• [To do]: Reproduce exactly the line with "What's the underlying" and all the lines beneath it, stopping only at the end of the material.

• [Supplied data]:
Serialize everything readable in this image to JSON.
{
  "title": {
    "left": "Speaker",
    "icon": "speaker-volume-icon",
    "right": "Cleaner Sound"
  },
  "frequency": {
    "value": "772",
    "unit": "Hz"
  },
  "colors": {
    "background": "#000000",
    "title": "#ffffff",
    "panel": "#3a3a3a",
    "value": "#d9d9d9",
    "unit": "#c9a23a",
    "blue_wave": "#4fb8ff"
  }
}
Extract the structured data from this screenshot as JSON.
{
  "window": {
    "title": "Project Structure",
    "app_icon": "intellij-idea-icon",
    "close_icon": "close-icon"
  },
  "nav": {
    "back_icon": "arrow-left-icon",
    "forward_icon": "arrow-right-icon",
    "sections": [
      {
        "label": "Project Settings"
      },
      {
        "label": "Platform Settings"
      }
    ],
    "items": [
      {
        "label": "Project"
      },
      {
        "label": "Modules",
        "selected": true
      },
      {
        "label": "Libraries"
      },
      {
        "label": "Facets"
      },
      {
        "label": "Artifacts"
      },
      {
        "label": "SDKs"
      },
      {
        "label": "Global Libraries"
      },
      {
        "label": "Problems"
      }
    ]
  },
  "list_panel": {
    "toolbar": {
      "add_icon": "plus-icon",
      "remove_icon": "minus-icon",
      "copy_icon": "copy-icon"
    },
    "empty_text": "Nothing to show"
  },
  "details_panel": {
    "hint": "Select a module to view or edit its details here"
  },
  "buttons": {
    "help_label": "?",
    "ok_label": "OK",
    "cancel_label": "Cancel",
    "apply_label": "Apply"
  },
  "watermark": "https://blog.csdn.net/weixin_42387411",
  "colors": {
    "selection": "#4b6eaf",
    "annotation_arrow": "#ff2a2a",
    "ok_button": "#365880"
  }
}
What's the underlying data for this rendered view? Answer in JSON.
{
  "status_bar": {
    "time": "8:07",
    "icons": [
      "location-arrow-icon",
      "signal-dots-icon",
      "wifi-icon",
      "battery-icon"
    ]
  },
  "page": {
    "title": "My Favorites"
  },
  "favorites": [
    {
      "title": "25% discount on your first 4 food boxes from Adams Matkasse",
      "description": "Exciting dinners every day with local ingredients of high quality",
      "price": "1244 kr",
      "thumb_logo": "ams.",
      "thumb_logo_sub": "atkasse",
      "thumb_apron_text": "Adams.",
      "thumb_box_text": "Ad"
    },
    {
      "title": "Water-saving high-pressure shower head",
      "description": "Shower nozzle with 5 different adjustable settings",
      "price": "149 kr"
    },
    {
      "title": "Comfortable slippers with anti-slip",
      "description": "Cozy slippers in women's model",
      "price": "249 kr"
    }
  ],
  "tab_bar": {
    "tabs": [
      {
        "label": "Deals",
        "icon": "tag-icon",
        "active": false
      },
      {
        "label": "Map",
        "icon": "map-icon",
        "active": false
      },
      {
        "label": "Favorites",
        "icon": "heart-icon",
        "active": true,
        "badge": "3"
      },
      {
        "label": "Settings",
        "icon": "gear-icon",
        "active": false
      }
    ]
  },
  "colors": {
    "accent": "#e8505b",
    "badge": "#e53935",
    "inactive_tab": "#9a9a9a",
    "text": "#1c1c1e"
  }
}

• [Task response]:
What's the underlying data for this rendered view? Answer in JSON.
{
  "status_bar": {
    "time": "8:07",
    "icons": [
      "location-arrow-icon",
      "signal-dots-icon",
      "wifi-icon",
      "battery-icon"
    ]
  },
  "page": {
    "title": "My Favorites"
  },
  "favorites": [
    {
      "title": "25% discount on your first 4 food boxes from Adams Matkasse",
      "description": "Exciting dinners every day with local ingredients of high quality",
      "price": "1244 kr",
      "thumb_logo": "ams.",
      "thumb_logo_sub": "atkasse",
      "thumb_apron_text": "Adams.",
      "thumb_box_text": "Ad"
    },
    {
      "title": "Water-saving high-pressure shower head",
      "description": "Shower nozzle with 5 different adjustable settings",
      "price": "149 kr"
    },
    {
      "title": "Comfortable slippers with anti-slip",
      "description": "Cozy slippers in women's model",
      "price": "249 kr"
    }
  ],
  "tab_bar": {
    "tabs": [
      {
        "label": "Deals",
        "icon": "tag-icon",
        "active": false
      },
      {
        "label": "Map",
        "icon": "map-icon",
        "active": false
      },
      {
        "label": "Favorites",
        "icon": "heart-icon",
        "active": true,
        "badge": "3"
      },
      {
        "label": "Settings",
        "icon": "gear-icon",
        "active": false
      }
    ]
  },
  "colors": {
    "accent": "#e8505b",
    "badge": "#e53935",
    "inactive_tab": "#9a9a9a",
    "text": "#1c1c1e"
  }
}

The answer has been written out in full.